    • Anonymous says:

      " picture reflecting the more Caribbean/hip hop culture"

      this picture does NOT accomplish that supposed goal!

      Further, the caribbean and particularly Cayman is multi-cultural so putting a solely black face is quite counterproductive and very suspect to me.

      find something more appropriate or leave the original photo.

       

      • Any says:

        It’s just a picture!

        It doesn’t matter! Did you read the whole article? Do you agree or disagree with it? What do you think we can do so our kids have a better future??

        That is the point of this not some silly drawing.

         

        • Anonymous says:

          yes, I read the article. the powerful and compelling points raised by the article should not be directed solely to black people – or any mistaken impression given by tagging it with a photo of black people ONLY.

          • Hop Hipster says:

            Of course, everyone knows that hop hip culture has been totally subsumed by the Hasidic Jews, seen below at their latest hop hip awards ceremony:

  5. Richard Wadd says:

     What is the Root cause? Is it BET? How will removing BET fix the cause of the problems?

    We are too quick to blame others for OUR problems. WE are the parents, and the responsibility is ours alone. 
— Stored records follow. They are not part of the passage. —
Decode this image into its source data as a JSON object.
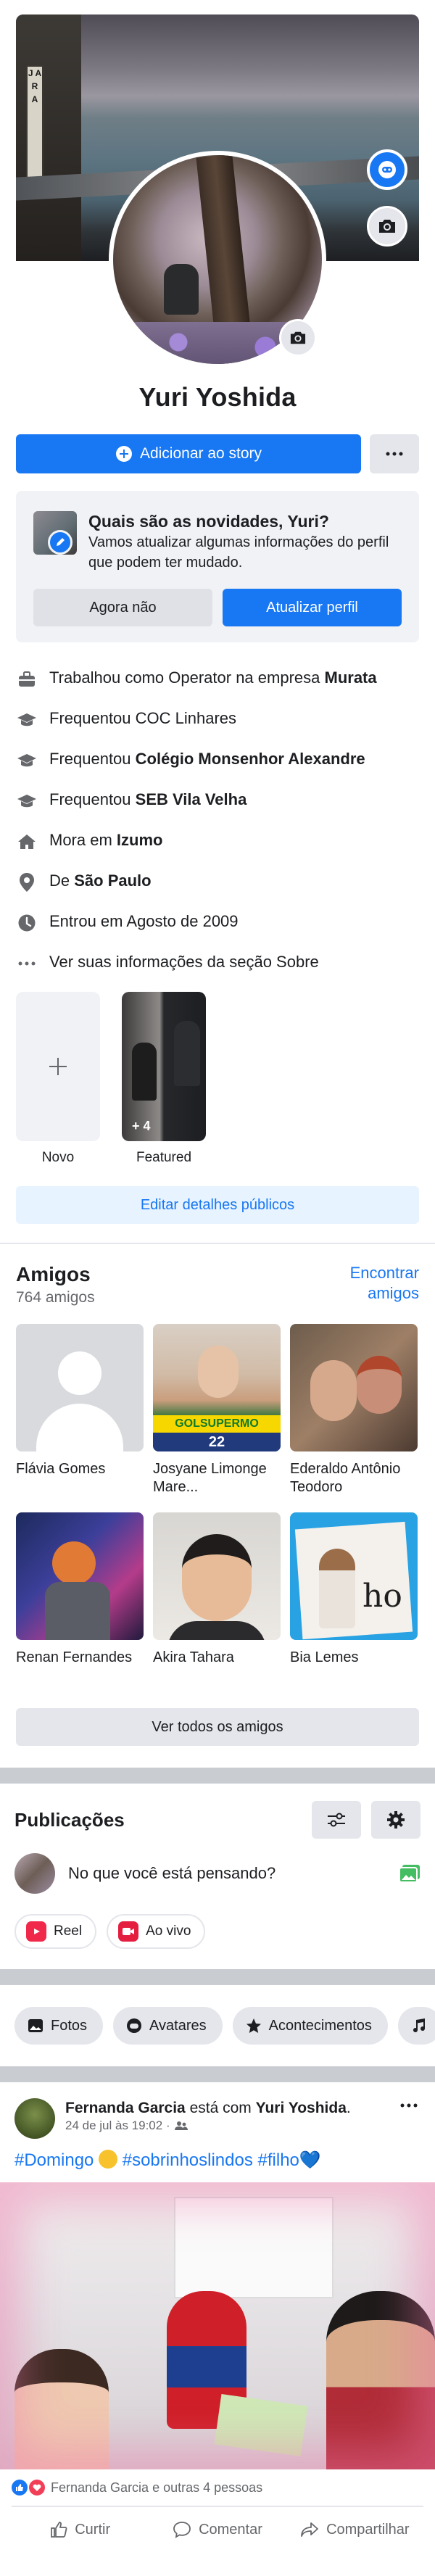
{
  "profile": {
    "name": "Yuri Yoshida",
    "cover_sign_text": "J A R A",
    "add_story_label": "Adicionar ao story",
    "more_label": "···"
  },
  "update_card": {
    "title": "Quais são as novidades, Yuri?",
    "text": "Vamos atualizar algumas informações do perfil que podem ter mudado.",
    "not_now_label": "Agora não",
    "update_label": "Atualizar perfil"
  },
  "details": [
    {
      "icon": "briefcase-icon",
      "prefix": "Trabalhou como Operator na empresa ",
      "bold": "Murata"
    },
    {
      "icon": "graduation-cap-icon",
      "prefix": "Frequentou COC Linhares",
      "bold": ""
    },
    {
      "icon": "graduation-cap-icon",
      "prefix": "Frequentou ",
      "bold": "Colégio Monsenhor Alexandre"
    },
    {
      "icon": "graduation-cap-icon",
      "prefix": "Frequentou ",
      "bold": "SEB Vila Velha"
    },
    {
      "icon": "home-icon",
      "prefix": "Mora em ",
      "bold": "Izumo"
    },
    {
      "icon": "location-pin-icon",
      "prefix": "De ",
      "bold": "São Paulo"
    },
    {
      "icon": "clock-icon",
      "prefix": "Entrou em Agosto de 2009",
      "bold": ""
    },
    {
      "icon": "ellipsis-icon",
      "prefix": "Ver suas informações da seção Sobre",
      "bold": ""
    }
  ],
  "highlights": {
    "new_label": "Novo",
    "featured_label": "Featured",
    "featured_count": "+ 4"
  },
  "edit_public_label": "Editar detalhes públicos",
  "friends": {
    "title": "Amigos",
    "count": "764 amigos",
    "find_label_1": "Encontrar",
    "find_label_2": "amigos",
    "items": [
      {
        "name": "Flávia Gomes"
      },
      {
        "name": "Josyane Limonge Mare..."
      },
      {
        "name": "Ederaldo Antônio Teodoro"
      },
      {
        "name": "Renan Fernandes"
      },
      {
        "name": "Akira Tahara"
      },
      {
        "name": "Bia Lemes"
      }
    ],
    "josy_badge": "GOLSUPERMO",
    "josy_number": "22",
    "bia_text": "ho",
    "see_all_label": "Ver todos os amigos"
  },
  "posts": {
    "title": "Publicações",
    "composer_placeholder": "No que você está pensando?",
    "reel_label": "Reel",
    "live_label": "Ao vivo"
  },
  "filters": [
    "Fotos",
    "Avatares",
    "Acontecimentos"
  ],
  "post": {
    "author": "Fernanda Garcia",
    "with_text": " está com ",
    "tagged": "Yuri Yoshida",
    "end_dot": ".",
    "date": "24 de jul às 19:02 · ",
    "text_1": "#Domingo ",
    "text_2": " #sobrinhoslindos #filho",
    "text_heart": "💙",
    "reactions_text": "Fernanda Garcia e outras 4 pessoas",
    "like_label": "Curtir",
    "comment_label": "Comentar",
    "share_label": "Compartilhar"
  },
  "colors": {
    "accent": "#1877f2",
    "light_accent": "#e7f3ff",
    "button_grey": "#e4e6eb",
    "separator": "#c9ccd1",
    "reel_icon": "#f02849",
    "live_icon": "#e41e3f",
    "photo_icon": "#45bd62"
  }
}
    Yes, I abhore the ‘Dancehall / Hip-hop’ culture. It offers nothing positive to our society. It revolves around Guns, violence, and demeans women. But IF our children are gravitating towards it, we need to ask ourselves, WHY?

    What are we as parents failing to do? Are we parenting, or is the TV being a surrogate for us? Are we building a family relationship with our kids? 
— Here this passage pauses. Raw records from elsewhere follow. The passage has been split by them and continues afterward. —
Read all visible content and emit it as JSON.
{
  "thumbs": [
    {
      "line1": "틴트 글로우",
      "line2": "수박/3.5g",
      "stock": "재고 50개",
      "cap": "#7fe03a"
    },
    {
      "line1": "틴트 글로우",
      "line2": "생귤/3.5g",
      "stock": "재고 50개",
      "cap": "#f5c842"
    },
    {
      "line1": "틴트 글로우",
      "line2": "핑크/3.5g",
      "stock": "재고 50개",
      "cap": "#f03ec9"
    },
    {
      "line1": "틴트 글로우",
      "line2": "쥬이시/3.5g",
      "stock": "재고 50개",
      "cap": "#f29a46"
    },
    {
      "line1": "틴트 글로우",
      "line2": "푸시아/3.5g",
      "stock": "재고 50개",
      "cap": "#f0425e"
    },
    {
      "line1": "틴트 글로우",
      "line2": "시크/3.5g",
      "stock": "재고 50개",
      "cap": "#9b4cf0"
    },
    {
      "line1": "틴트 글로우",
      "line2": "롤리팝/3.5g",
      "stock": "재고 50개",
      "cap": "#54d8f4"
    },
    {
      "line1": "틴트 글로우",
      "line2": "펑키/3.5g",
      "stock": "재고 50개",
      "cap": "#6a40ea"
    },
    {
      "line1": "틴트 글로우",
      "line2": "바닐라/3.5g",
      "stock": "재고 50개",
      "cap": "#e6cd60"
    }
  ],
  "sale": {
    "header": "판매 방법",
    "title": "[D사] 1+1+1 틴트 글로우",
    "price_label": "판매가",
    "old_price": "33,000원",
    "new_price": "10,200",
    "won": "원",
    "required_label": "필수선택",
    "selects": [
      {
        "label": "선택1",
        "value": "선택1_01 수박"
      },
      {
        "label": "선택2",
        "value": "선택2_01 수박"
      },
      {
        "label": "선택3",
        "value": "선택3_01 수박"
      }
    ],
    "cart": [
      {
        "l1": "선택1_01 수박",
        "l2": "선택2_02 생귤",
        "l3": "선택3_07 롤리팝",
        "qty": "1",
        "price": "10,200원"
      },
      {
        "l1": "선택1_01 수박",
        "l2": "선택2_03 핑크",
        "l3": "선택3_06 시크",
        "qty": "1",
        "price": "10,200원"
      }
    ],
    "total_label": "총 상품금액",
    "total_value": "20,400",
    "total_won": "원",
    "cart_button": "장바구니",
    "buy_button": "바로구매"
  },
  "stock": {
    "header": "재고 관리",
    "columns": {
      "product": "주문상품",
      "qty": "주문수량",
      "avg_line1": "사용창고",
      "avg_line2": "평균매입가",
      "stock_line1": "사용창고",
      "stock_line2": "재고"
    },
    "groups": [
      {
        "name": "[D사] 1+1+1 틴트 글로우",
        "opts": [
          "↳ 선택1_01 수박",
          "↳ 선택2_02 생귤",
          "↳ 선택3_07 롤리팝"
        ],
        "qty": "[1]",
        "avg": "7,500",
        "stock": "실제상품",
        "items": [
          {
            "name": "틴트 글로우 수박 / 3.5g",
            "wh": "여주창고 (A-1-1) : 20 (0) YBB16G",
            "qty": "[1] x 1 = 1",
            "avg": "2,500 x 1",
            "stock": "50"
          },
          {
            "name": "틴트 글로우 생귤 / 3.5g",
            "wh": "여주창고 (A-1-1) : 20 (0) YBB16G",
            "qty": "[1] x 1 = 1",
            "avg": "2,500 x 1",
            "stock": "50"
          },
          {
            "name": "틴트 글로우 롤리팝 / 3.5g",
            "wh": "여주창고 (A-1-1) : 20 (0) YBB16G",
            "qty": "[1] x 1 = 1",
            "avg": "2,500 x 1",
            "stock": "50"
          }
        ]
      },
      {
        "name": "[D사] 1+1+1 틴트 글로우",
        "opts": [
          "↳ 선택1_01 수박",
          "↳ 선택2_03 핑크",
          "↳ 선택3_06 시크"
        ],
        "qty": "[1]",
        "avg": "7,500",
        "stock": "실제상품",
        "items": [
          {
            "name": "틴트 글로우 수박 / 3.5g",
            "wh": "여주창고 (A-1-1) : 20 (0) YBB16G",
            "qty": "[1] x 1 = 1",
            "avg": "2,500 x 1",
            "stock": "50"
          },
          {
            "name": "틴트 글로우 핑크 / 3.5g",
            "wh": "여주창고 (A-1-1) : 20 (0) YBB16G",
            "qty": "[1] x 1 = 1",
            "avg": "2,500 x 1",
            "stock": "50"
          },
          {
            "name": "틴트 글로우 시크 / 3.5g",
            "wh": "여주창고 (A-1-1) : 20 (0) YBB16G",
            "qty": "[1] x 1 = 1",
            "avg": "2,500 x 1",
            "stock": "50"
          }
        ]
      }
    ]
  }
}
    As a once wayward teenager, I can honestly say, there are far more questions than answers, as there are variables. However, the common denominator is this, we must be strong disciplinarians, yet also understanding parents, willing to listen to even the most seemingly trivial things, for it is when your child STOPS TALKING to you, that you are in deep trouble.

    Develop strong bounderies, but learn to be flexible within them, and above all, Listen first, and then talk to your kids. And for GODS sake, don’t compare them to other kids, compare yourself to other parents.

  6. Anonymous says:

    CNS, just why did you replace the image with a photo of black people?

  7. Anonymous says:

    BET does not create the problems at the heart of black youth culture it merely reflects it.  To blame BET is to miss the real root of the problem.

  8. We are Anon says:

    "If parents are not willing to screen what their children are watching and influenced by, we need to insist on BET being blocked by the cable company in Cayman."

     

     

    Government censorship is freedom. 

     

    Remember, doublespeak is the path to happiness.

  9. anonymous says:

    And this is still a society so many seem to hold in high regard? Until my wife lived in the UK she, like many, had a very naive and outdated view of life in modern Britain. It did not take long for her to start seeing the reality however.

    Unfortunately this is just one aspect of a nation and society in deep trouble and it is a result of overbearing political correctness and an interfering nanny state. It is very sad to see.

  10. Thug Life? You BET ! says:

    The gangsta culture that many of these children want to emulate is fuelled by mediums such as BET. Regular screening of videos containing rappers promoting the thug life are influencing their audience. These same videos that show females as sex objects (  I think the term is bitches) are also leading to a decline in the respect for women.

    If parents are not willing to screen what their children are watching and influenced by, we need to insist on BET being blocked by the cable company in Cayman.

    • Anonymous says:

      Ahhh, yeah, that’s only a very small part of it.  You must not have read the article…